TASK = The data is to be retyped in full, exactly.

== TASK MATERIAL

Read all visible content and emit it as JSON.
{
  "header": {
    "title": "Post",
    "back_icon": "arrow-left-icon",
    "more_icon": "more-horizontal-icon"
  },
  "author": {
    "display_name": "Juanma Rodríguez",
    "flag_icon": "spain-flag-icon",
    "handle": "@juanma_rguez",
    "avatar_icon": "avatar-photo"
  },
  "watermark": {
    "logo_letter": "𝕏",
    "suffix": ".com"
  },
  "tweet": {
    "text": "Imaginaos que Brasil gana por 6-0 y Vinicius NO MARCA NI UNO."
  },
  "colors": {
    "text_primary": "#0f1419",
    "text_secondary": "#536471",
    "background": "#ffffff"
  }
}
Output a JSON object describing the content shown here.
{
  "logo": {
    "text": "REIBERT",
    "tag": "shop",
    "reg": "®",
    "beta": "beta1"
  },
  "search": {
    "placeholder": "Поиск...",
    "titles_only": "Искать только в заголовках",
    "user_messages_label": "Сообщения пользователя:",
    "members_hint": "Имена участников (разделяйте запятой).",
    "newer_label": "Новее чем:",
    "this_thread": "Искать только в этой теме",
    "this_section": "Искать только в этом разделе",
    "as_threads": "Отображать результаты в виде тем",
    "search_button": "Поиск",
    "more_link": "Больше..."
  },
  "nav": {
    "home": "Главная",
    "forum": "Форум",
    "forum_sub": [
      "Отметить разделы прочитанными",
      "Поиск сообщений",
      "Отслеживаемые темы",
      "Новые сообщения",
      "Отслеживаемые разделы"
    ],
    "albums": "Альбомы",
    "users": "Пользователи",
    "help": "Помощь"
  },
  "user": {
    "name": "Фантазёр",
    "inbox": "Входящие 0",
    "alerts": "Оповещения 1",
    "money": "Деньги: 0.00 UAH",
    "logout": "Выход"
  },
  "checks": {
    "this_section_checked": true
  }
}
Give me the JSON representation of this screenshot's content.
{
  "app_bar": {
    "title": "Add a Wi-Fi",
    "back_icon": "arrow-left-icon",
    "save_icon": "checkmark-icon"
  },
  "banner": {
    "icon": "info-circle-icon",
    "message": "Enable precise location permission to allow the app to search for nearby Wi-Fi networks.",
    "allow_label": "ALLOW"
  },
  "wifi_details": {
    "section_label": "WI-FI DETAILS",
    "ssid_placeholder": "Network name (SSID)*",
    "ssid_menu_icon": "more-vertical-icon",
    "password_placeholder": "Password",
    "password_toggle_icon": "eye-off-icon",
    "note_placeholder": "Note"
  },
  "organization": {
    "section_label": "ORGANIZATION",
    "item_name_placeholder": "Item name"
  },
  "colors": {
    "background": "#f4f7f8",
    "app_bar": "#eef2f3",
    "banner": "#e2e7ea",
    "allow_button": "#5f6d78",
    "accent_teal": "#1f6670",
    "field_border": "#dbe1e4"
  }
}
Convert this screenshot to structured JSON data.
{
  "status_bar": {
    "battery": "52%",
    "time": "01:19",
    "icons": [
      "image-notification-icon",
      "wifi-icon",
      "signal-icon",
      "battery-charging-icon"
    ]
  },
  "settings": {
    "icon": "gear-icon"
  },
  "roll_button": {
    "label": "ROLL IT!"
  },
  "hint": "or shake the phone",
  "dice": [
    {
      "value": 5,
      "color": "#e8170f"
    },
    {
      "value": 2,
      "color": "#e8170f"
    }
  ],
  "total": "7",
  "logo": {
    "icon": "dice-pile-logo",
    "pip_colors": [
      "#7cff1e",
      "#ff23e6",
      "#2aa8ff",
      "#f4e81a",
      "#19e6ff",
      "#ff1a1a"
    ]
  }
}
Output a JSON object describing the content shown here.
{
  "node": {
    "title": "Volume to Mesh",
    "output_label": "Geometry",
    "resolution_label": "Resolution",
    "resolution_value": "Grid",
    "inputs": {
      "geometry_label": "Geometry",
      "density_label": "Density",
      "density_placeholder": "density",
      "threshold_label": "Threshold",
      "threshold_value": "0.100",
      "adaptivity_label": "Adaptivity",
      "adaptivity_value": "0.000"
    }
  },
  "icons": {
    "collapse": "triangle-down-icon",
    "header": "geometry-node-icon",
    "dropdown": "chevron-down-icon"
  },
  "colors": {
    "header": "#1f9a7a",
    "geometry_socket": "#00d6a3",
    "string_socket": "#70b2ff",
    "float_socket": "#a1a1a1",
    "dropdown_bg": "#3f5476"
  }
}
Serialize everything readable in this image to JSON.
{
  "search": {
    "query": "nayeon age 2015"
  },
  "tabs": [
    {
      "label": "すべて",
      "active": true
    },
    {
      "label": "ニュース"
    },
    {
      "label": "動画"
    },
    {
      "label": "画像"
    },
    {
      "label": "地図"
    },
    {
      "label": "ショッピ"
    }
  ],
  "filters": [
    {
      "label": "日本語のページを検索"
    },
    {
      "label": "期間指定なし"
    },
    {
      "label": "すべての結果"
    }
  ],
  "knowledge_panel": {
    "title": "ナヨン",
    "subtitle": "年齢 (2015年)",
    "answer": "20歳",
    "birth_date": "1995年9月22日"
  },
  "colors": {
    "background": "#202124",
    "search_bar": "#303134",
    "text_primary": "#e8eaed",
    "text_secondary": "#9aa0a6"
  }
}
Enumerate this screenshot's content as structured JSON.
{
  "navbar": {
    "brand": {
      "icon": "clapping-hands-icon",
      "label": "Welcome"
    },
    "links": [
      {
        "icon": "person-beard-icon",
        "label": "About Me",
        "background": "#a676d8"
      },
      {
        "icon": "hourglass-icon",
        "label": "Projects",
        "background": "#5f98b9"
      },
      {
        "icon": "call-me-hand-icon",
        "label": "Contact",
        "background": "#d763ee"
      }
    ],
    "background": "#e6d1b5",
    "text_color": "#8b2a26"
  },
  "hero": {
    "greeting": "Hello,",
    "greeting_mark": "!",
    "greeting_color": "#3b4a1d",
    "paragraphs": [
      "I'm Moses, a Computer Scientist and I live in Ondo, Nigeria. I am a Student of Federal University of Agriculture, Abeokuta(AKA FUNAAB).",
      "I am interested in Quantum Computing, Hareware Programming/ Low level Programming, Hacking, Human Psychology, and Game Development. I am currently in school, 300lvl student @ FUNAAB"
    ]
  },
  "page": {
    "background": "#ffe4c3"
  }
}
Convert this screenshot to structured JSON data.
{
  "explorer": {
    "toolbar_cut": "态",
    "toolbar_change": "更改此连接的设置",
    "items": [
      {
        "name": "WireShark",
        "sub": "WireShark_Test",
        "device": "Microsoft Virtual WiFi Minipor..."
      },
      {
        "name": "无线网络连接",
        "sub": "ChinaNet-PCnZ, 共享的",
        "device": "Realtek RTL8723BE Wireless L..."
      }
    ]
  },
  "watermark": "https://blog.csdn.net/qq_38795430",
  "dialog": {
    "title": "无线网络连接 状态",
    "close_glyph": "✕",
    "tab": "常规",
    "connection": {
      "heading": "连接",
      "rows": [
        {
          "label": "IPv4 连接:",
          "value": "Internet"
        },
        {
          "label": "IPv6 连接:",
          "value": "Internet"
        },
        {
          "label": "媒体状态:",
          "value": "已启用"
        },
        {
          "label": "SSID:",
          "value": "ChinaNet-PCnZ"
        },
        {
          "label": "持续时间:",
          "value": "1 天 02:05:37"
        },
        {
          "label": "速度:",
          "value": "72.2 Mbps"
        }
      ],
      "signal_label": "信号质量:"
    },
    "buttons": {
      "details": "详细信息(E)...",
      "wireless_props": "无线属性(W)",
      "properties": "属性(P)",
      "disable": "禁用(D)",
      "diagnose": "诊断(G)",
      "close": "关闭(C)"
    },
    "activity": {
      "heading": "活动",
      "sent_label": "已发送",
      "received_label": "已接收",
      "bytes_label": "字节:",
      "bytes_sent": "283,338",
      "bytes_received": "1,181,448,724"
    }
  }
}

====

RESPONSE FOR THIS EXERCISE =
Read all visible content and emit it as JSON.
{
  "header": {
    "title": "Post",
    "back_icon": "arrow-left-icon",
    "more_icon": "more-horizontal-icon"
  },
  "author": {
    "display_name": "Juanma Rodríguez",
    "flag_icon": "spain-flag-icon",
    "handle": "@juanma_rguez",
    "avatar_icon": "avatar-photo"
  },
  "watermark": {
    "logo_letter": "𝕏",
    "suffix": ".com"
  },
  "tweet": {
    "text": "Imaginaos que Brasil gana por 6-0 y Vinicius NO MARCA NI UNO."
  },
  "colors": {
    "text_primary": "#0f1419",
    "text_secondary": "#536471",
    "background": "#ffffff"
  }
}
Output a JSON object describing the content shown here.
{
  "logo": {
    "text": "REIBERT",
    "tag": "shop",
    "reg": "®",
    "beta": "beta1"
  },
  "search": {
    "placeholder": "Поиск...",
    "titles_only": "Искать только в заголовках",
    "user_messages_label": "Сообщения пользователя:",
    "members_hint": "Имена участников (разделяйте запятой).",
    "newer_label": "Новее чем:",
    "this_thread": "Искать только в этой теме",
    "this_section": "Искать только в этом разделе",
    "as_threads": "Отображать результаты в виде тем",
    "search_button": "Поиск",
    "more_link": "Больше..."
  },
  "nav": {
    "home": "Главная",
    "forum": "Форум",
    "forum_sub": [
      "Отметить разделы прочитанными",
      "Поиск сообщений",
      "Отслеживаемые темы",
      "Новые сообщения",
      "Отслеживаемые разделы"
    ],
    "albums": "Альбомы",
    "users": "Пользователи",
    "help": "Помощь"
  },
  "user": {
    "name": "Фантазёр",
    "inbox": "Входящие 0",
    "alerts": "Оповещения 1",
    "money": "Деньги: 0.00 UAH",
    "logout": "Выход"
  },
  "checks": {
    "this_section_checked": true
  }
}
Give me the JSON representation of this screenshot's content.
{
  "app_bar": {
    "title": "Add a Wi-Fi",
    "back_icon": "arrow-left-icon",
    "save_icon": "checkmark-icon"
  },
  "banner": {
    "icon": "info-circle-icon",
    "message": "Enable precise location permission to allow the app to search for nearby Wi-Fi networks.",
    "allow_label": "ALLOW"
  },
  "wifi_details": {
    "section_label": "WI-FI DETAILS",
    "ssid_placeholder": "Network name (SSID)*",
    "ssid_menu_icon": "more-vertical-icon",
    "password_placeholder": "Password",
    "password_toggle_icon": "eye-off-icon",
    "note_placeholder": "Note"
  },
  "organization": {
    "section_label": "ORGANIZATION",
    "item_name_placeholder": "Item name"
  },
  "colors": {
    "background": "#f4f7f8",
    "app_bar": "#eef2f3",
    "banner": "#e2e7ea",
    "allow_button": "#5f6d78",
    "accent_teal": "#1f6670",
    "field_border": "#dbe1e4"
  }
}
Convert this screenshot to structured JSON data.
{
  "status_bar": {
    "battery": "52%",
    "time": "01:19",
    "icons": [
      "image-notification-icon",
      "wifi-icon",
      "signal-icon",
      "battery-charging-icon"
    ]
  },
  "settings": {
    "icon": "gear-icon"
  },
  "roll_button": {
    "label": "ROLL IT!"
  },
  "hint": "or shake the phone",
  "dice": [
    {
      "value": 5,
      "color": "#e8170f"
    },
    {
      "value": 2,
      "color": "#e8170f"
    }
  ],
  "total": "7",
  "logo": {
    "icon": "dice-pile-logo",
    "pip_colors": [
      "#7cff1e",
      "#ff23e6",
      "#2aa8ff",
      "#f4e81a",
      "#19e6ff",
      "#ff1a1a"
    ]
  }
}
Output a JSON object describing the content shown here.
{
  "node": {
    "title": "Volume to Mesh",
    "output_label": "Geometry",
    "resolution_label": "Resolution",
    "resolution_value": "Grid",
    "inputs": {
      "geometry_label": "Geometry",
      "density_label": "Density",
      "density_placeholder": "density",
      "threshold_label": "Threshold",
      "threshold_value": "0.100",
      "adaptivity_label": "Adaptivity",
      "adaptivity_value": "0.000"
    }
  },
  "icons": {
    "collapse": "triangle-down-icon",
    "header": "geometry-node-icon",
    "dropdown": "chevron-down-icon"
  },
  "colors": {
    "header": "#1f9a7a",
    "geometry_socket": "#00d6a3",
    "string_socket": "#70b2ff",
    "float_socket": "#a1a1a1",
    "dropdown_bg": "#3f5476"
  }
}
Serialize everything readable in this image to JSON.
{
  "search": {
    "query": "nayeon age 2015"
  },
  "tabs": [
    {
      "label": "すべて",
      "active": true
    },
    {
      "label": "ニュース"
    },
    {
      "label": "動画"
    },
    {
      "label": "画像"
    },
    {
      "label": "地図"
    },
    {
      "label": "ショッピ"
    }
  ],
  "filters": [
    {
      "label": "日本語のページを検索"
    },
    {
      "label": "期間指定なし"
    },
    {
      "label": "すべての結果"
    }
  ],
  "knowledge_panel": {
    "title": "ナヨン",
    "subtitle": "年齢 (2015年)",
    "answer": "20歳",
    "birth_date": "1995年9月22日"
  },
  "colors": {
    "background": "#202124",
    "search_bar": "#303134",
    "text_primary": "#e8eaed",
    "text_secondary": "#9aa0a6"
  }
}
Enumerate this screenshot's content as structured JSON.
{
  "navbar": {
    "brand": {
      "icon": "clapping-hands-icon",
      "label": "Welcome"
    },
    "links": [
      {
        "icon": "person-beard-icon",
        "label": "About Me",
        "background": "#a676d8"
      },
      {
        "icon": "hourglass-icon",
        "label": "Projects",
        "background": "#5f98b9"
      },
      {
        "icon": "call-me-hand-icon",
        "label": "Contact",
        "background": "#d763ee"
      }
    ],
    "background": "#e6d1b5",
    "text_color": "#8b2a26"
  },
  "hero": {
    "greeting": "Hello,",
    "greeting_mark": "!",
    "greeting_color": "#3b4a1d",
    "paragraphs": [
      "I'm Moses, a Computer Scientist and I live in Ondo, Nigeria. I am a Student of Federal University of Agriculture, Abeokuta(AKA FUNAAB).",
      "I am interested in Quantum Computing, Hareware Programming/ Low level Programming, Hacking, Human Psychology, and Game Development. I am currently in school, 300lvl student @ FUNAAB"
    ]
  },
  "page": {
    "background": "#ffe4c3"
  }
}
Convert this screenshot to structured JSON data.
{
  "explorer": {
    "toolbar_cut": "态",
    "toolbar_change": "更改此连接的设置",
    "items": [
      {
        "name": "WireShark",
        "sub": "WireShark_Test",
        "device": "Microsoft Virtual WiFi Minipor..."
      },
      {
        "name": "无线网络连接",
        "sub": "ChinaNet-PCnZ, 共享的",
        "device": "Realtek RTL8723BE Wireless L..."
      }
    ]
  },
  "watermark": "https://blog.csdn.net/qq_38795430",
  "dialog": {
    "title": "无线网络连接 状态",
    "close_glyph": "✕",
    "tab": "常规",
    "connection": {
      "heading": "连接",
      "rows": [
        {
          "label": "IPv4 连接:",
          "value": "Internet"
        },
        {
          "label": "IPv6 连接:",
          "value": "Internet"
        },
        {
          "label": "媒体状态:",
          "value": "已启用"
        },
        {
          "label": "SSID:",
          "value": "ChinaNet-PCnZ"
        },
        {
          "label": "持续时间:",
          "value": "1 天 02:05:37"
        },
        {
          "label": "速度:",
          "value": "72.2 Mbps"
        }
      ],
      "signal_label": "信号质量:"
    },
    "buttons": {
      "details": "详细信息(E)...",
      "wireless_props": "无线属性(W)",
      "properties": "属性(P)",
      "disable": "禁用(D)",
      "diagnose": "诊断(G)",
      "close": "关闭(C)"
    },
    "activity": {
      "heading": "活动",
      "sent_label": "已发送",
      "received_label": "已接收",
      "bytes_label": "字节:",
      "bytes_sent": "283,338",
      "bytes_received": "1,181,448,724"
    }
  }
}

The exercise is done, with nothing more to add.